While increasing the quality of grant applications and study designs will improve the success of funding educational research, the breakout session participants emphasized that a worthwhile overarching goal would be to create culture change so that medical education research is considered of equal merit to basic science and clinical research. The low prestige of education research in academic medicine has unfortunate effects, ranging from dissuading nascent researchers from pursuing education research to biases of grant review committees against education research projects. A future vision of medical education research is one in which education researchers have the tools necessary to competitively apply for grants, and grant review committees give the same consideration to educational research proposals. To change the current culture and perception of medical education research as a “soft” field of research, the authors propose a multifaceted approach, using Kotter's Eight-step Process for Leading Change (Table 1) as a framework for potential activities.

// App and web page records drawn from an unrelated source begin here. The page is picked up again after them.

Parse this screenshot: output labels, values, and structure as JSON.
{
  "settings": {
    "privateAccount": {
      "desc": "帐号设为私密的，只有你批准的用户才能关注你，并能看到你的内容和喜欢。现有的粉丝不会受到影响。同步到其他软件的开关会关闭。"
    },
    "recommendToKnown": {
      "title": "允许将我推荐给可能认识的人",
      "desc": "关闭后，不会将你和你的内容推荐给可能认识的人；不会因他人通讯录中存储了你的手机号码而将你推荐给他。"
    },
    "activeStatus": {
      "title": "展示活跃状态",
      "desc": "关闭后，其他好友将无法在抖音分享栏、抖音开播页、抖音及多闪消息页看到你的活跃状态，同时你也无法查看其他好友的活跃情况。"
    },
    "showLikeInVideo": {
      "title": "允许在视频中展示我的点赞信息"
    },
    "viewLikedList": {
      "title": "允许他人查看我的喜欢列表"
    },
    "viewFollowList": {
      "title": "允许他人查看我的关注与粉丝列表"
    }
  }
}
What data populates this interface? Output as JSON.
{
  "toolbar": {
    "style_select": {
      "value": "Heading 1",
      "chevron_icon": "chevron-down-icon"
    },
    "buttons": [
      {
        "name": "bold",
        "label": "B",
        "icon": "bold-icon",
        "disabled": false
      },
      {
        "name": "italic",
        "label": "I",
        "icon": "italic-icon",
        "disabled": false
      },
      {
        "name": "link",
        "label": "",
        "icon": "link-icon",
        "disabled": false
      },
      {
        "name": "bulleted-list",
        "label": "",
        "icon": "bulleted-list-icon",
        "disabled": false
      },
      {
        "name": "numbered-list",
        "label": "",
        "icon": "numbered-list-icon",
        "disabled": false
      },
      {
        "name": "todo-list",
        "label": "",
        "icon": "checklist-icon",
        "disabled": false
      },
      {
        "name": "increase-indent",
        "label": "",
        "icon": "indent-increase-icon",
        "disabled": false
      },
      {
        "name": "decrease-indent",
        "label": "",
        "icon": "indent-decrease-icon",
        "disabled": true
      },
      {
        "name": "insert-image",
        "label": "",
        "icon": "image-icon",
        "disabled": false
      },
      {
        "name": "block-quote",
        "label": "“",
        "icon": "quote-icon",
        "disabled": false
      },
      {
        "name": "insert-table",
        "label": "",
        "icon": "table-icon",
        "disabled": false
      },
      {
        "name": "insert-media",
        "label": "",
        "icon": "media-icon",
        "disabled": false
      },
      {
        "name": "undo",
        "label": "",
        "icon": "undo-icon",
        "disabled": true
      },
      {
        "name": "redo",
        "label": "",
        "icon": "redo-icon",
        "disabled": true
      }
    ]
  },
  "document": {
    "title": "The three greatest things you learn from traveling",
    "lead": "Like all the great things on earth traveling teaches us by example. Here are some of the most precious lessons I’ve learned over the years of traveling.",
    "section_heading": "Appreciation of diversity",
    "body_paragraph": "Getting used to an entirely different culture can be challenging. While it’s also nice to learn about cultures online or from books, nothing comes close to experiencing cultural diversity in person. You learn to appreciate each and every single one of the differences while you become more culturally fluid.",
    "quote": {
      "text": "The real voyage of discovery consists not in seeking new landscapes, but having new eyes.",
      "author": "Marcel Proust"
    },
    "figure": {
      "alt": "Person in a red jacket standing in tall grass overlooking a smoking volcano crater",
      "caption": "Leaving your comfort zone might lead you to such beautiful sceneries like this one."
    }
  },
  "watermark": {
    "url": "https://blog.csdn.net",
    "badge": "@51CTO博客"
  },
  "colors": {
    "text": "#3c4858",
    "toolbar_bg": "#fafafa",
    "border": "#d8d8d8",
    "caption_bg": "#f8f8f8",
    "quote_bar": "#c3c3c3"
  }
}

|Steps||EM Actions||Target Audience||Desired Effect(s)|
|1. Create a sense of urgency|| || || |
|2. Create a guiding coalition|| || || |
|3. Develop a change vision|| || || |
|4. Communicate the vision for buy-in|| || || |
|5. Empower broad-based action|| || || |
|6. Generate short-term wins|| || || |
|7. Never let up|| || || |
|8. Incorporate changes into culture|| || || |
VII. Identify a Body or Bodies Within EM to Pursue Medical Education Research Funding–related Action Items
The breakout session discussed the pursuit of an agenda for increasing successful funding of EM education research. Although this discussion did not result in the identification of a specific body or structure (e.g., task force vs. committee vs. collaborative) to pursue the outlined medical education research funding agenda, participants agreed that such a body should be created or that the agenda should be formally pursued by interested members of existing organizations such as SAEM, CORD, and the Clerkship Directors in EM.
Through a consensus process, we developed a multifaceted agenda for increasing funding of education research in EM (see full list of goals with individual actions items in Table 2). The agenda includes developing resources to increase the competitiveness of medical education research faculty in grant applications, identifying means by which departments may bolster their faculty's grant writing success, taking long-term steps to increase the number of grants available to medical education research researchers in our field, and encouraging a shift in cultural attitudes toward education research.
| || |
A. Training in Grant Writing
| || |
| || |
| || |
| || |
| || |
| || |